By Jeff Wicks
National Police Commissioner Riah Phiyega has broken her silence on the findings of the Farlam Commission of Inquiry into the deaths of 34 striking miners at Marikana, saying on Sunday night she strongly disagreed with some of them.
“I fully acknowledge the recommendations made by the Commission and will respond to the President as directed. We have picked up some of the areas where we strongly disagree with the content of the report, such as the insinuation that management went to work that day with murderous intent. But this is a discussion for another day,” she said.
“Our protest situation is marred by widespread violence, intimidation and a high degree of intolerance of those with opposing views. By way of example, I have just received a letter from the transport industry, which is preparing for a strike next month. They are concerned about the violence which often accompanies strikes and the possibility that they may experience the same.
“They are concerned that non-striking workers may be intimidated, attacked and assaulted and that property belonging to both non-strikers and their businesses may be damaged or stolen. They are also concerned that their executives may be attacked, as these things have happened in the past.”
“Although the Commission has extensively touched on public violence, condemnation from commentators is not as loud as it should be. In the few instances during which public violence was mentioned and sometimes condemned, it was portrayed as acts committed by a few rogue elements. This even when 10 people had lost their lives before the tragic events of that fateful day,” she said.
“As the SAPS, we believe that our society and especially those in prominent positions, must continuously drive home the fact that violence in whatever form must never characterise a strike. The carrying of dangerous weapons must be condemned. And those strikers who carry these weapons during strikes must be exposed and brought to account. Strikers must always bear in mind that their non-striking colleagues have rights too and should not be harassed or assaulted should they decide not to take part in the strike,” Phiyega added.
She laid out a detailed progress report on the improvements that had been made and will still be made to the Public Order Policing Unit, including a swelling of ranks and broader scope of training.
“We have requested a R3.3bn capital boost over a four-year period which provides for the re-opening of dormant Public Order Policing units and starting new ones across the country. This will increase the number of units from 28 to 54, nearly doubling personnel to 8 000. The biggest benefit of enhanced units will be improved response time, particularly to spontaneous incidents and better service.”
“The Marikana heartbreak will remain with us forever as a painful memory of something all of us, the police and everyone involved in public protests, would never want to see again. It is up to all of us to ensure that it never happens again. It would be a huge mistake just to leave it to the police alone to find solutions to societal problems.

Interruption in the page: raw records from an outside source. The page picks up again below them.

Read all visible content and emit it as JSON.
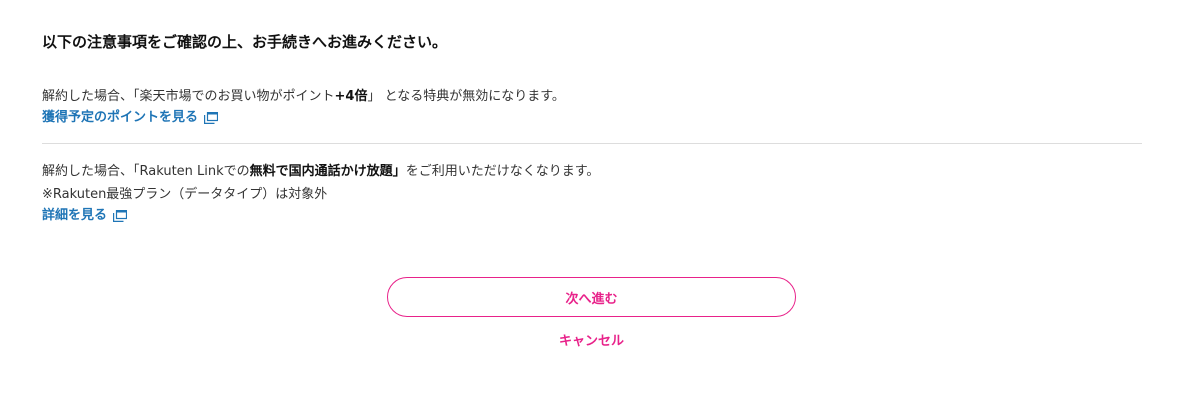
{
  "header": {
    "title": "以下の注意事項をご確認の上、お手続きへお進みください。"
  },
  "notices": [
    {
      "text_pre": "解約した場合、「楽天市場でのお買い物がポイント",
      "text_bold": "+4倍",
      "text_post": "」 となる特典が無効になります。",
      "link_label": "獲得予定のポイントを見る",
      "link_icon": "external-window-icon"
    },
    {
      "text_pre": "解約した場合、「Rakuten Linkでの",
      "text_bold": "無料で国内通話かけ放題」",
      "text_post": "をご利用いただけなくなります。",
      "sub_note": "※Rakuten最強プラン（データタイプ）は対象外",
      "link_label": "詳細を見る",
      "link_icon": "external-window-icon"
    }
  ],
  "actions": {
    "next_label": "次へ進む",
    "cancel_label": "キャンセル"
  },
  "colors": {
    "accent": "#e8228a",
    "link": "#1f75b6",
    "text": "#333333",
    "divider": "#dddddd"
  }
}
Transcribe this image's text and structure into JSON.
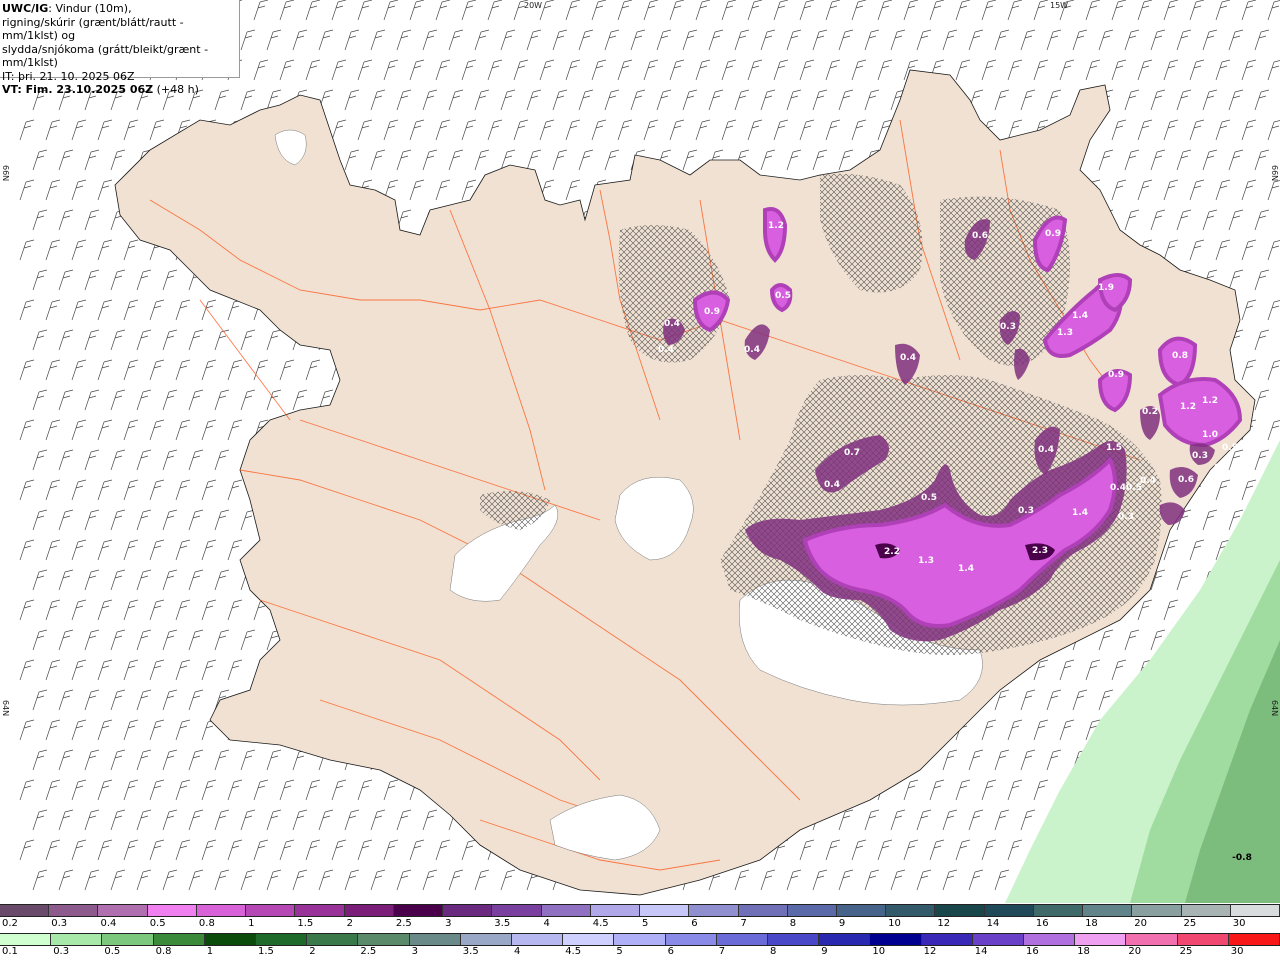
{
  "header": {
    "model": "UWC/IG",
    "title_rest": ": Vindur (10m),",
    "line2": "rigning/skúrir (grænt/blátt/rautt - mm/1klst) og",
    "line3": "slydda/snjókoma (grátt/bleikt/grænt - mm/1klst)",
    "it": "IT: þri. 21. 10. 2025 06Z",
    "vt_bold": "VT: Fim. 23.10.2025 06Z",
    "vt_rest": " (+48 h)"
  },
  "grid_labels": {
    "top_20w": "20W",
    "top_15w": "15W",
    "left_66n": "66N",
    "right_66n": "66N",
    "left_64n": "64N",
    "right_64n": "64N"
  },
  "map_labels": [
    {
      "text": "1.2"
    },
    {
      "text": "0.6"
    },
    {
      "text": "0.9"
    },
    {
      "text": "0.5"
    },
    {
      "text": "0.4"
    },
    {
      "text": "0.9"
    },
    {
      "text": "0.4"
    },
    {
      "text": "0.4"
    },
    {
      "text": "1.9"
    },
    {
      "text": "1.4"
    },
    {
      "text": "0.3"
    },
    {
      "text": "1.3"
    },
    {
      "text": "0.4"
    },
    {
      "text": "0.8"
    },
    {
      "text": "0.9"
    },
    {
      "text": "1.2"
    },
    {
      "text": "1.2"
    },
    {
      "text": "0.2"
    },
    {
      "text": "1.0"
    },
    {
      "text": "0.5"
    },
    {
      "text": "0.3"
    },
    {
      "text": "0.5"
    },
    {
      "text": "0.4"
    },
    {
      "text": "0.6"
    },
    {
      "text": "1.5"
    },
    {
      "text": "0.4"
    },
    {
      "text": "0.7"
    },
    {
      "text": "0.3"
    },
    {
      "text": "0.5"
    },
    {
      "text": "0.5"
    },
    {
      "text": "0.4"
    },
    {
      "text": "0.3"
    },
    {
      "text": "2.3"
    },
    {
      "text": "0.4"
    },
    {
      "text": "1.4"
    },
    {
      "text": "2.2"
    },
    {
      "text": "1.3"
    },
    {
      "text": "1.4"
    },
    {
      "text": "-0.8"
    }
  ],
  "legend_snow": {
    "labels": [
      "0.2",
      "0.3",
      "0.4",
      "0.5",
      "0.8",
      "1",
      "1.5",
      "2",
      "2.5",
      "3",
      "3.5",
      "4",
      "4.5",
      "5",
      "6",
      "7",
      "8",
      "9",
      "10",
      "12",
      "14",
      "16",
      "18",
      "20",
      "25",
      "30"
    ],
    "colors": [
      "#6a4a6a",
      "#8c5a8c",
      "#b070b0",
      "#f080f0",
      "#d862d8",
      "#b648b6",
      "#993399",
      "#7a1e7a",
      "#4b004b",
      "#6a2a80",
      "#7a40a0",
      "#9070c0",
      "#b0a8e8",
      "#c8c8f8",
      "#9090d0",
      "#7070b8",
      "#5a6aa8",
      "#46648a",
      "#325a6a",
      "#18464a",
      "#204a5a",
      "#406a6a",
      "#60848a",
      "#8aa0a0",
      "#a8b4b4",
      "#d8dcdc"
    ]
  },
  "legend_rain": {
    "labels": [
      "0.1",
      "0.3",
      "0.5",
      "0.8",
      "1",
      "1.5",
      "2",
      "2.5",
      "3",
      "3.5",
      "4",
      "4.5",
      "5",
      "6",
      "7",
      "8",
      "9",
      "10",
      "12",
      "14",
      "16",
      "18",
      "20",
      "25",
      "30"
    ],
    "colors": [
      "#d0ffd0",
      "#a8e8a8",
      "#7cc87c",
      "#3a8a3a",
      "#0a4a0a",
      "#1e6a2a",
      "#3a7a4a",
      "#5a8a6a",
      "#6a8a8a",
      "#9aa8c8",
      "#b8b8f0",
      "#d0d0ff",
      "#b0b0f8",
      "#8a8ae8",
      "#6a6ad8",
      "#4848c8",
      "#2828b0",
      "#000090",
      "#3a28b8",
      "#6a40c8",
      "#b070e0",
      "#f0a0f0",
      "#f070b0",
      "#f04870",
      "#f81818"
    ]
  },
  "colors": {
    "land": "#f0e1d2",
    "sea": "#ffffff",
    "coast": "#1a1a1a",
    "roads": "#ff5a1e",
    "rivers": "#5a5aff",
    "glacier": "#ffffff",
    "purple_light": "#d860e0",
    "purple_mid": "#b040b8",
    "purple_dark": "#80307f",
    "rain_light": "#cbf3cb",
    "rain_mid": "#a0dba0",
    "rain_dark": "#7cbc7c",
    "barbs": "#4a4a4a"
  }
}
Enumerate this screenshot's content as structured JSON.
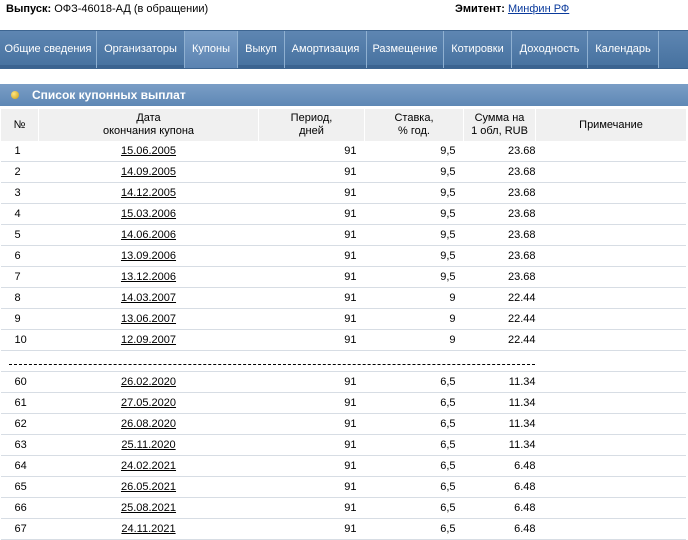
{
  "header": {
    "issue_label": "Выпуск:",
    "issue_value": "ОФЗ-46018-АД (в обращении)",
    "issuer_label": "Эмитент:",
    "issuer_link": "Минфин РФ"
  },
  "tabs": [
    {
      "label": "Общие сведения",
      "active": false
    },
    {
      "label": "Организаторы",
      "active": false
    },
    {
      "label": "Купоны",
      "active": true
    },
    {
      "label": "Выкуп",
      "active": false
    },
    {
      "label": "Амортизация",
      "active": false
    },
    {
      "label": "Размещение",
      "active": false
    },
    {
      "label": "Котировки",
      "active": false
    },
    {
      "label": "Доходность",
      "active": false
    },
    {
      "label": "Календарь",
      "active": false
    }
  ],
  "section_title": "Список купонных выплат",
  "table": {
    "headers": {
      "num": "№",
      "date_l1": "Дата",
      "date_l2": "окончания купона",
      "period_l1": "Период,",
      "period_l2": "дней",
      "rate_l1": "Ставка,",
      "rate_l2": "% год.",
      "sum_l1": "Сумма на",
      "sum_l2": "1 обл, RUB",
      "note": "Примечание"
    },
    "rows_top": [
      {
        "n": "1",
        "date": "15.06.2005",
        "period": "91",
        "rate": "9,5",
        "sum": "23.68"
      },
      {
        "n": "2",
        "date": "14.09.2005",
        "period": "91",
        "rate": "9,5",
        "sum": "23.68"
      },
      {
        "n": "3",
        "date": "14.12.2005",
        "period": "91",
        "rate": "9,5",
        "sum": "23.68"
      },
      {
        "n": "4",
        "date": "15.03.2006",
        "period": "91",
        "rate": "9,5",
        "sum": "23.68"
      },
      {
        "n": "5",
        "date": "14.06.2006",
        "period": "91",
        "rate": "9,5",
        "sum": "23.68"
      },
      {
        "n": "6",
        "date": "13.09.2006",
        "period": "91",
        "rate": "9,5",
        "sum": "23.68"
      },
      {
        "n": "7",
        "date": "13.12.2006",
        "period": "91",
        "rate": "9,5",
        "sum": "23.68"
      },
      {
        "n": "8",
        "date": "14.03.2007",
        "period": "91",
        "rate": "9",
        "sum": "22.44"
      },
      {
        "n": "9",
        "date": "13.06.2007",
        "period": "91",
        "rate": "9",
        "sum": "22.44"
      },
      {
        "n": "10",
        "date": "12.09.2007",
        "period": "91",
        "rate": "9",
        "sum": "22.44"
      }
    ],
    "rows_bottom": [
      {
        "n": "60",
        "date": "26.02.2020",
        "period": "91",
        "rate": "6,5",
        "sum": "11.34"
      },
      {
        "n": "61",
        "date": "27.05.2020",
        "period": "91",
        "rate": "6,5",
        "sum": "11.34"
      },
      {
        "n": "62",
        "date": "26.08.2020",
        "period": "91",
        "rate": "6,5",
        "sum": "11.34"
      },
      {
        "n": "63",
        "date": "25.11.2020",
        "period": "91",
        "rate": "6,5",
        "sum": "11.34"
      },
      {
        "n": "64",
        "date": "24.02.2021",
        "period": "91",
        "rate": "6,5",
        "sum": "6.48"
      },
      {
        "n": "65",
        "date": "26.05.2021",
        "period": "91",
        "rate": "6,5",
        "sum": "6.48"
      },
      {
        "n": "66",
        "date": "25.08.2021",
        "period": "91",
        "rate": "6,5",
        "sum": "6.48"
      },
      {
        "n": "67",
        "date": "24.11.2021",
        "period": "91",
        "rate": "6,5",
        "sum": "6.48"
      }
    ]
  }
}
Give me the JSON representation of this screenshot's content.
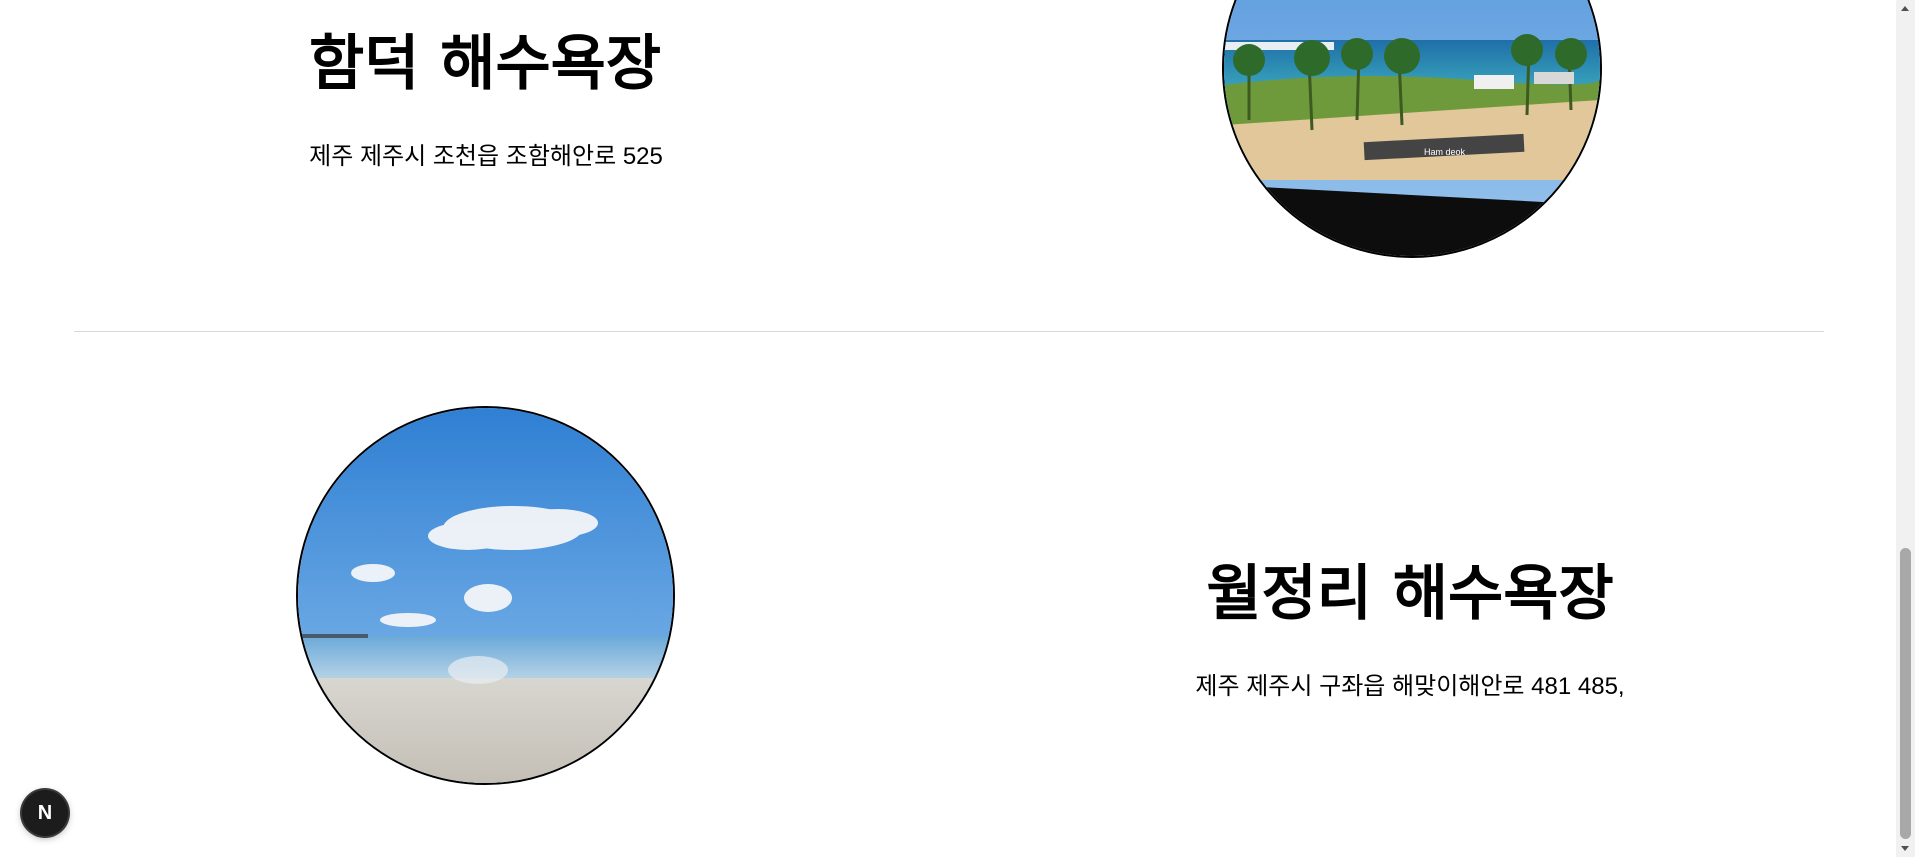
{
  "beaches": [
    {
      "name": "함덕 해수욕장",
      "address": "제주 제주시 조천읍 조함해안로 525",
      "photo_sign": "Ham deok"
    },
    {
      "name": "월정리 해수욕장",
      "address": "제주 제주시 구좌읍 해맞이해안로 481 485,"
    }
  ],
  "badge": {
    "letter": "N"
  }
}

“At a personal level, I am particularly saddened by the loss of life, the 10 people who died before the events of August 16 and the 34 who were killed on the day. There was very little focus by the Commission and the commentators, unfortunately, on the 10 deaths. Seeing the families of the police officers and security guards killed amongst the 10 has caused further scars and I am sure that somehow they will find justice,” she said.